Dominicans use private clinics because the public ones are ill-equipped, lack supplies, and their hygiene is questionable.
They pay for an excessively high electric service but still must buy electric plants or inverters because permanent energy is not dependable.
They pay for water service, yet it isn't even drinkable and they must buy water in large bottles or purchase filters and other means of purification.
They pay more than 15 different taxes to possess a vehicle and up to $11.25 for a toll, yet still the public streets and roads are not well-maintained.
They must pay for "couriers" to bring mail and internet purchases because the Dominican Postal Institute is a myth.
So what's the end goal of all these protests?
Well, for starters: To put a stop to the Fiscal Reform. To bring to justice the corrupt politicians (namely ex-president Leonel Fernandez) who abused Dominican tax money to create the deficit. To eliminate the use of the Dominican budget for political campaigns. To reduce excessive government jobs provided to relatives and supporters of the leading party. And to revise and supervise pensions and salaries of government employees.
A picture speaks a thousand words...find more here

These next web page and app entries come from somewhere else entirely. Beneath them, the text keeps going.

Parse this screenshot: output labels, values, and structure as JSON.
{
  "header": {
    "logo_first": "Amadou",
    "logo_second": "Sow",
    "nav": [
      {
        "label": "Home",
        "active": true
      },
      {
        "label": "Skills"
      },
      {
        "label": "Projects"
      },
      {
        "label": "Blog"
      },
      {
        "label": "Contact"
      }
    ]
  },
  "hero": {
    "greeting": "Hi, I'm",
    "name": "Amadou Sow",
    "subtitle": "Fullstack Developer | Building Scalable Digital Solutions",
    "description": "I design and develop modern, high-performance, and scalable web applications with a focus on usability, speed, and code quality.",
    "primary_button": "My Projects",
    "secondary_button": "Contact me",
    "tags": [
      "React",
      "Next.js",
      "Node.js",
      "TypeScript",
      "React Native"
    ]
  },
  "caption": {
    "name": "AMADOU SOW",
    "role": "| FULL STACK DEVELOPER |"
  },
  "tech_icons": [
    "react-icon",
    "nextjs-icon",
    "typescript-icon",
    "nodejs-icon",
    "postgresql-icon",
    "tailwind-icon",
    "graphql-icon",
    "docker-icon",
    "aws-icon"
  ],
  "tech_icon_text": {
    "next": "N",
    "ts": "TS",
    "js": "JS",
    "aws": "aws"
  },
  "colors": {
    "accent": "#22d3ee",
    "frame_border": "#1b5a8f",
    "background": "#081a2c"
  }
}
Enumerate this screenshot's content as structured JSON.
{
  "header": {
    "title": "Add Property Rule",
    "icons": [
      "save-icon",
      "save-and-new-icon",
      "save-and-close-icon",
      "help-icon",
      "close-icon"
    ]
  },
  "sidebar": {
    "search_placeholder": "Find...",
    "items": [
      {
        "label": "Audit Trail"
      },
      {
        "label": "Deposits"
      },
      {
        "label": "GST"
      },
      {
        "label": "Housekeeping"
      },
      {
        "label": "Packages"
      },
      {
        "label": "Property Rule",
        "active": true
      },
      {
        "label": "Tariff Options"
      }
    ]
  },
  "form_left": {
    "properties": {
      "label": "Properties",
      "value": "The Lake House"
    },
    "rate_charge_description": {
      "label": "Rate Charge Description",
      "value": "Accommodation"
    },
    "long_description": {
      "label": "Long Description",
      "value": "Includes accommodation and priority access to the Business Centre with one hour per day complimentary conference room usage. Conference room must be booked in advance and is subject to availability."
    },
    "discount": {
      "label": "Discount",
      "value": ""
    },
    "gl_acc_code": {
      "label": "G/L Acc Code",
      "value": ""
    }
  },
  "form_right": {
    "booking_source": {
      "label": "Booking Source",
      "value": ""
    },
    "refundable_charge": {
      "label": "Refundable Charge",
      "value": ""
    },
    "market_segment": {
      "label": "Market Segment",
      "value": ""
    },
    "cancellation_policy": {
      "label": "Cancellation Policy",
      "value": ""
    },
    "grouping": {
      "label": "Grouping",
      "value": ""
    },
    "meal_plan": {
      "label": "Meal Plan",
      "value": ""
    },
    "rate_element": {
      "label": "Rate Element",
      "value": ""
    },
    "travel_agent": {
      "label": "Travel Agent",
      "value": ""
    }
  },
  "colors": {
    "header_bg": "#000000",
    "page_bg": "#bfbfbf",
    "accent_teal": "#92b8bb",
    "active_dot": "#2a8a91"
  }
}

Let me finish by saying I don't usually write on political topics, so I've tried really hard to do my research on this piece, to find out as much info as I can from Dominican newspapers, online journals and websites, along with informal chats and interviews with my Dominican friends. I have tried very hard to find out both sides of the story here, and if I am misrepresenting or misinterpreting any information, please accept my sincerest apologies and feel free to share your thoughts.